------ Extracted data ------
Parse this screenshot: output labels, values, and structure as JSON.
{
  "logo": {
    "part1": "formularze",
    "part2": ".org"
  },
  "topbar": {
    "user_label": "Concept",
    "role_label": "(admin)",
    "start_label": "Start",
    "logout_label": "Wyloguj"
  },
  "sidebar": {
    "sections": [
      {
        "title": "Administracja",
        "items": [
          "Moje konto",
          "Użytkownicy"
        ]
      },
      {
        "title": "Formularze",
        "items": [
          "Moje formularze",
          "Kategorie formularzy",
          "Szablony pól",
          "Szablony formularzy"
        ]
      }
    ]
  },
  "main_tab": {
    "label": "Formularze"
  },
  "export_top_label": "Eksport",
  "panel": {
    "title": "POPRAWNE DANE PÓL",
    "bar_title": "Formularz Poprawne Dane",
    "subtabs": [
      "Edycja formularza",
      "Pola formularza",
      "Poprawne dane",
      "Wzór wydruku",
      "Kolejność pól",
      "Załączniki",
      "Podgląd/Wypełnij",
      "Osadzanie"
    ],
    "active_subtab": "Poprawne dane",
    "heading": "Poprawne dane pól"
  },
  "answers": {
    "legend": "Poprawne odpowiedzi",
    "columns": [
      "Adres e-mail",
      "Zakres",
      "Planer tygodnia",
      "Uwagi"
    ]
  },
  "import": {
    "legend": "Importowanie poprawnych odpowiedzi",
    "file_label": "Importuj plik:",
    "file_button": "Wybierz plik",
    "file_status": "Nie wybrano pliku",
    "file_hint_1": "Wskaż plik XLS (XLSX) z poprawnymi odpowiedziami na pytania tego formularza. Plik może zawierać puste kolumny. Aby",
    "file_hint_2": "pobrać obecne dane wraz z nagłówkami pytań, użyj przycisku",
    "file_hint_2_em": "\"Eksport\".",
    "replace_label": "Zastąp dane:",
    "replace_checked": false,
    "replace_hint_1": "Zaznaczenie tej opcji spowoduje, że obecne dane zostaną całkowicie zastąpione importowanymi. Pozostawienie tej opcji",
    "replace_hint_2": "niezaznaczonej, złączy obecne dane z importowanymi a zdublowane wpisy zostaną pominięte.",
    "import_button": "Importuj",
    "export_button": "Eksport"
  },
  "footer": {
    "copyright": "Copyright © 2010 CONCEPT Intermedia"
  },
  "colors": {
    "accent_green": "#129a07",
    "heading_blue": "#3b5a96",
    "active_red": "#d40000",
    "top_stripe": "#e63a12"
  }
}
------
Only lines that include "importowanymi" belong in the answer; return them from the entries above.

Problem solution -
    "replace_hint_1": "Zaznaczenie tej opcji spowoduje, że obecne dane zostaną całkowicie zastąpione importowanymi. Pozostawienie tej opcji",
    "replace_hint_2": "niezaznaczonej, złączy obecne dane z importowanymi a zdublowane wpisy zostaną pominięte.",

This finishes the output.